DIRECTIONS FOR THIS TASK:
Every record below should be repeated exactly, with the pictures left out.

########

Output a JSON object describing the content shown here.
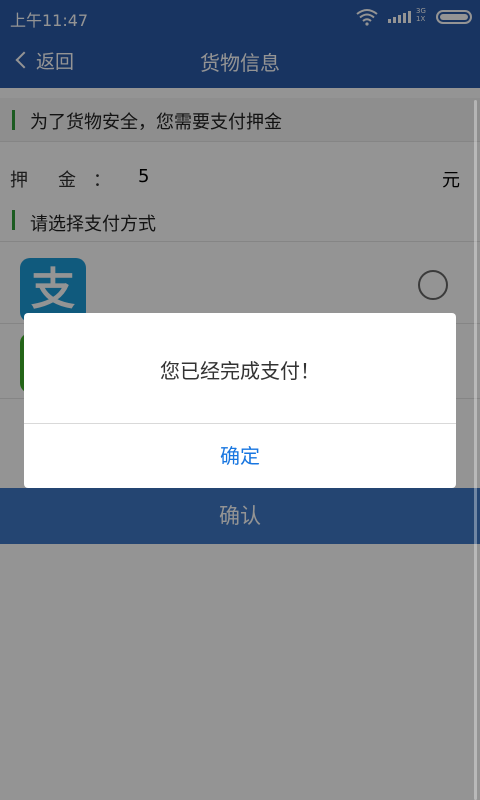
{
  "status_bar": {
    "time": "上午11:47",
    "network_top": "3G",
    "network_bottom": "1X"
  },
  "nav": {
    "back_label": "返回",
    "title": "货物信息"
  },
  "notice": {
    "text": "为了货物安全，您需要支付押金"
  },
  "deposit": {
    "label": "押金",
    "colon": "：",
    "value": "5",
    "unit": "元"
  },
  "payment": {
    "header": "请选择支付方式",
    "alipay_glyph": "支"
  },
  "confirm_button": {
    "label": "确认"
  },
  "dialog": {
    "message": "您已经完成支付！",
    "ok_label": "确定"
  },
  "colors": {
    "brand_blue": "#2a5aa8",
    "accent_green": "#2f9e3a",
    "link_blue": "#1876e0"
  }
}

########

THE COMPLETED TASK:
Output a JSON object describing the content shown here.
{
  "status_bar": {
    "time": "上午11:47",
    "network_top": "3G",
    "network_bottom": "1X"
  },
  "nav": {
    "back_label": "返回",
    "title": "货物信息"
  },
  "notice": {
    "text": "为了货物安全，您需要支付押金"
  },
  "deposit": {
    "label": "押金",
    "colon": "：",
    "value": "5",
    "unit": "元"
  },
  "payment": {
    "header": "请选择支付方式",
    "alipay_glyph": "支"
  },
  "confirm_button": {
    "label": "确认"
  },
  "dialog": {
    "message": "您已经完成支付！",
    "ok_label": "确定"
  },
  "colors": {
    "brand_blue": "#2a5aa8",
    "accent_green": "#2f9e3a",
    "link_blue": "#1876e0"
  }
}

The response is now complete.